YOUR GOAL: This exercise calls for every line of the listing below that contains the word "Boolean".
+--
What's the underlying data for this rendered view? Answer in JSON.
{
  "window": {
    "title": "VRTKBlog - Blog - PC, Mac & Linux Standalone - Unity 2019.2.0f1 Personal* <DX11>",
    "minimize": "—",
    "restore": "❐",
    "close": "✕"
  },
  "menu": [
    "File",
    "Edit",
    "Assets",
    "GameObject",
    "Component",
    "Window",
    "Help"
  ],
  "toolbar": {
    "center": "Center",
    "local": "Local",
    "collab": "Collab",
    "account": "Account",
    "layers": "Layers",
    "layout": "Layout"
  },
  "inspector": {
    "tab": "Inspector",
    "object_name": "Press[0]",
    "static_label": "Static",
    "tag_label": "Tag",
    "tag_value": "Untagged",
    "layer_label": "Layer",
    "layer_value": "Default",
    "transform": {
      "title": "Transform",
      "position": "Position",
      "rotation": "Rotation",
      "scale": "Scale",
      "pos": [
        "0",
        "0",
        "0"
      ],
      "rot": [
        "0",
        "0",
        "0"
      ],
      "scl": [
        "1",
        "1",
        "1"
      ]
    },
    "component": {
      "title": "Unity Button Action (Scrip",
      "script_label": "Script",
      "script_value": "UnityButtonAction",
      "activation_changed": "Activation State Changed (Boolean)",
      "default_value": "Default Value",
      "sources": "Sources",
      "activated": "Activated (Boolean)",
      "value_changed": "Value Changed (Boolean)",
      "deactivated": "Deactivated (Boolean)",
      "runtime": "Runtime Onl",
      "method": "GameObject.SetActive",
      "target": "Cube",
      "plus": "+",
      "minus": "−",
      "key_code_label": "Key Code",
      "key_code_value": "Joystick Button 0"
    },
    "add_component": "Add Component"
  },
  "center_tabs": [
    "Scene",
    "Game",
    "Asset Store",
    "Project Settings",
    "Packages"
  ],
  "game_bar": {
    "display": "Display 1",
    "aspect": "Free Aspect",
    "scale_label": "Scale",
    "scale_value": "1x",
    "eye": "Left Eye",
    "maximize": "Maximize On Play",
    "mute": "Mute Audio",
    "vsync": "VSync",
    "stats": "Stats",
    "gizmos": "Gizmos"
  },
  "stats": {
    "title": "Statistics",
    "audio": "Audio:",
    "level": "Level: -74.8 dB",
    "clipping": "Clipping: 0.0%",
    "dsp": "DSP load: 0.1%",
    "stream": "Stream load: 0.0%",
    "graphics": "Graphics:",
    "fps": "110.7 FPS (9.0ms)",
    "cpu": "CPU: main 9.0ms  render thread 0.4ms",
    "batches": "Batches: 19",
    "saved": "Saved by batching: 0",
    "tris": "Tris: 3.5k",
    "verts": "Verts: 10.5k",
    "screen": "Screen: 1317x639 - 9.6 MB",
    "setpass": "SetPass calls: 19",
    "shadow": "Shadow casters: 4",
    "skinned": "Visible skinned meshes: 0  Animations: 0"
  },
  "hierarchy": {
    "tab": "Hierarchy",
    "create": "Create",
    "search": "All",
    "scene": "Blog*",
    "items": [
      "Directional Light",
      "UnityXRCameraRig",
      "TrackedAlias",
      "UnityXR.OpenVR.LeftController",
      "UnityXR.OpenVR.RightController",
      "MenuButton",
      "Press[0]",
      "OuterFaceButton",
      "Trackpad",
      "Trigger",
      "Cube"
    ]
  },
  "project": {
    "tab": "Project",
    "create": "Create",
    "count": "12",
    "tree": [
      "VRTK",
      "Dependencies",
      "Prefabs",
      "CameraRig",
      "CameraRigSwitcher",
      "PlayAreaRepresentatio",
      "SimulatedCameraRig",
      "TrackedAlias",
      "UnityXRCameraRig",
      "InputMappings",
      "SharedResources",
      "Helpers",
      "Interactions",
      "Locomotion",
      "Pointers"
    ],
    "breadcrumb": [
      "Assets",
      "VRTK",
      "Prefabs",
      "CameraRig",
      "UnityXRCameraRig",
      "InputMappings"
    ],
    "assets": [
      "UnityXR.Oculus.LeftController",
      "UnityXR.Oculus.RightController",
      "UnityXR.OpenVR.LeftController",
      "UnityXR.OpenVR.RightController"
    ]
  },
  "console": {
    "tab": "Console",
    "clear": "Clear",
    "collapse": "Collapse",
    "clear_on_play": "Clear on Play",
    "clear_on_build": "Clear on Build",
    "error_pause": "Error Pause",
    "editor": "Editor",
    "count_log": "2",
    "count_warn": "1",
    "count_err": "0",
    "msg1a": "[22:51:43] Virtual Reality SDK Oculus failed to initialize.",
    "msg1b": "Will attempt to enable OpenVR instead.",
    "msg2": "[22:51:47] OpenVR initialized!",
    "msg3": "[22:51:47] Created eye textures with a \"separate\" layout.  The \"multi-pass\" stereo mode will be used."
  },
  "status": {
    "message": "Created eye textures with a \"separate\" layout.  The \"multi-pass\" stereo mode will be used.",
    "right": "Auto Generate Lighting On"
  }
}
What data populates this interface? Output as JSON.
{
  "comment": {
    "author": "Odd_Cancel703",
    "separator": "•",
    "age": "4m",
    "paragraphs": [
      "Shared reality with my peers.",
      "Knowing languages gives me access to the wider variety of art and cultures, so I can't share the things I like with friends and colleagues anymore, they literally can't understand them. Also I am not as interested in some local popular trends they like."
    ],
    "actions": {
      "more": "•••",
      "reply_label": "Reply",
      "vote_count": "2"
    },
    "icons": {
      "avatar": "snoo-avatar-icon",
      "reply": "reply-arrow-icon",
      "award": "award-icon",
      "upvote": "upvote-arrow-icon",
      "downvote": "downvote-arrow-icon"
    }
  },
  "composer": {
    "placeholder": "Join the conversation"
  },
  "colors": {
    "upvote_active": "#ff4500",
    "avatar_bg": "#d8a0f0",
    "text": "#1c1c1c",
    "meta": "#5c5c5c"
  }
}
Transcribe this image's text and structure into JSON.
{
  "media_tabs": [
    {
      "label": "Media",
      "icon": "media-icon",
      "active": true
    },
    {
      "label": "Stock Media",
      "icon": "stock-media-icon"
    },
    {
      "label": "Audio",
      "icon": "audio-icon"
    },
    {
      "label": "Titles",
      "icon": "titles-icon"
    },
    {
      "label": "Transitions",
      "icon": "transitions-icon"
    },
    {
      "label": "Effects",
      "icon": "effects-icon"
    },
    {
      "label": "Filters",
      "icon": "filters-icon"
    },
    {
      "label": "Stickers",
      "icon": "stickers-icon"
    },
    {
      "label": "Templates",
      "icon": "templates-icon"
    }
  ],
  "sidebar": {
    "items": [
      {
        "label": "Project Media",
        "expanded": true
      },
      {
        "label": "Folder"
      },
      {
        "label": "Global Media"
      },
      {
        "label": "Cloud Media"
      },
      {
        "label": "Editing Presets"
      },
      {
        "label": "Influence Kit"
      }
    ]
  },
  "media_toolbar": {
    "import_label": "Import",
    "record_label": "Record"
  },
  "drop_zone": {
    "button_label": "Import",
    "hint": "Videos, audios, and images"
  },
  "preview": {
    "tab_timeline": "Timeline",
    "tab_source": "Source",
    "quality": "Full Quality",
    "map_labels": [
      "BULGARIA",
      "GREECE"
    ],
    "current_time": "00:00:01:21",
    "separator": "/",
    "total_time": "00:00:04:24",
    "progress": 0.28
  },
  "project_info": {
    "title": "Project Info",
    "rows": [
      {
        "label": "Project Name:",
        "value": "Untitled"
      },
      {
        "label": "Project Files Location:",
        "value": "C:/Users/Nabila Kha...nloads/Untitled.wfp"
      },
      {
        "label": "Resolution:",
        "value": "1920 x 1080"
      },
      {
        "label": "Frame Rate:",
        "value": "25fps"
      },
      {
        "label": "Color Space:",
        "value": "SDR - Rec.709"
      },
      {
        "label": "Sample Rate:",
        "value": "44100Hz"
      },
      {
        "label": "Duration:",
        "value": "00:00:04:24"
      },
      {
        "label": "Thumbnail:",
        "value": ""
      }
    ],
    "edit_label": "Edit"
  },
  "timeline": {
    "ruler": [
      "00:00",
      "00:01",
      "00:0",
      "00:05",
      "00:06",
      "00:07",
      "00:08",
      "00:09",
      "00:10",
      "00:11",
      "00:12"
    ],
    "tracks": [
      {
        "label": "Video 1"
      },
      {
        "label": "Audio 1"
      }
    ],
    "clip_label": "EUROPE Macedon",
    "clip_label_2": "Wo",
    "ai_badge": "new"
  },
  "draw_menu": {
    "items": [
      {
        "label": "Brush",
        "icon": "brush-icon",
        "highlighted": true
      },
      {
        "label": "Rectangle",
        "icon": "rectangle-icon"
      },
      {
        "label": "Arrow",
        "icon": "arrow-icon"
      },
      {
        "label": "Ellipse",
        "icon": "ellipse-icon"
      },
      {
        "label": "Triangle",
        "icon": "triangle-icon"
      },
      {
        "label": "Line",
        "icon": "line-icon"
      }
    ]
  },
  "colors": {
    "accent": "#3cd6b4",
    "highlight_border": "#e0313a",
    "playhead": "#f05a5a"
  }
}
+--
RESPONSE BOX:
      "activation_changed": "Activation State Changed (Boolean)",
      "activated": "Activated (Boolean)",
      "value_changed": "Value Changed (Boolean)",
      "deactivated": "Deactivated (Boolean)",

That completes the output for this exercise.